- [Problem statement]: Exclude the pictures, then copy all remaining records exactly.

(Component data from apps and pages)
BEGIN

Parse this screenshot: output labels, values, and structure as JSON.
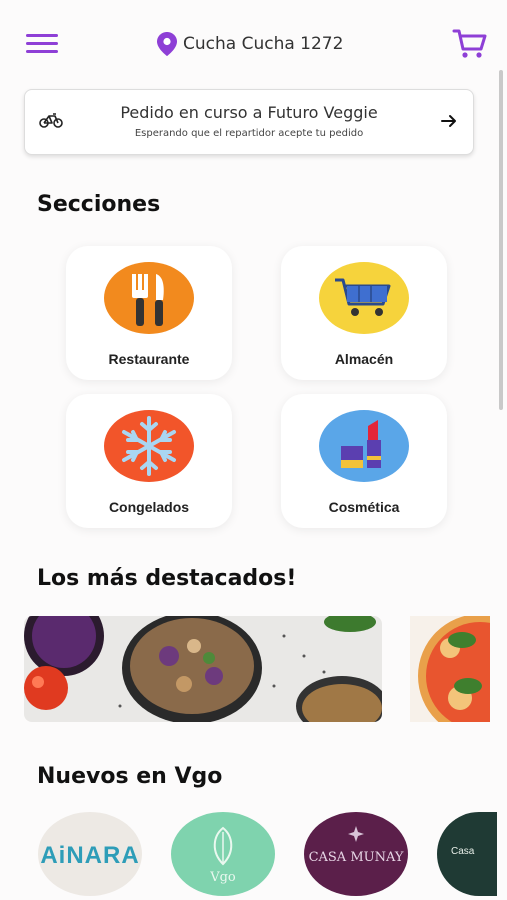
{
  "header": {
    "location": "Cucha Cucha 1272",
    "menu_icon": "hamburger-menu-icon",
    "cart_icon": "shopping-cart-icon",
    "accent": "#8e3fd6"
  },
  "order": {
    "title": "Pedido en curso a Futuro Veggie",
    "subtitle": "Esperando que el repartidor acepte tu pedido"
  },
  "sections": {
    "heading": "Secciones",
    "items": [
      {
        "label": "Restaurante",
        "icon": "fork-knife-icon"
      },
      {
        "label": "Almacén",
        "icon": "shopping-cart-icon"
      },
      {
        "label": "Congelados",
        "icon": "snowflake-icon"
      },
      {
        "label": "Cosmética",
        "icon": "lipstick-icon"
      }
    ]
  },
  "featured": {
    "heading": "Los más destacados!"
  },
  "new_stores": {
    "heading": "Nuevos en Vgo",
    "items": [
      {
        "name": "AiNARA"
      },
      {
        "name": "Vgo"
      },
      {
        "name": "CASA MUNAY"
      },
      {
        "name": "Casa"
      }
    ]
  }
}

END

- [Task result]:
Parse this screenshot: output labels, values, and structure as JSON.
{
  "header": {
    "location": "Cucha Cucha 1272",
    "menu_icon": "hamburger-menu-icon",
    "cart_icon": "shopping-cart-icon",
    "accent": "#8e3fd6"
  },
  "order": {
    "title": "Pedido en curso a Futuro Veggie",
    "subtitle": "Esperando que el repartidor acepte tu pedido"
  },
  "sections": {
    "heading": "Secciones",
    "items": [
      {
        "label": "Restaurante",
        "icon": "fork-knife-icon"
      },
      {
        "label": "Almacén",
        "icon": "shopping-cart-icon"
      },
      {
        "label": "Congelados",
        "icon": "snowflake-icon"
      },
      {
        "label": "Cosmética",
        "icon": "lipstick-icon"
      }
    ]
  },
  "featured": {
    "heading": "Los más destacados!"
  },
  "new_stores": {
    "heading": "Nuevos en Vgo",
    "items": [
      {
        "name": "AiNARA"
      },
      {
        "name": "Vgo"
      },
      {
        "name": "CASA MUNAY"
      },
      {
        "name": "Casa"
      }
    ]
  }
}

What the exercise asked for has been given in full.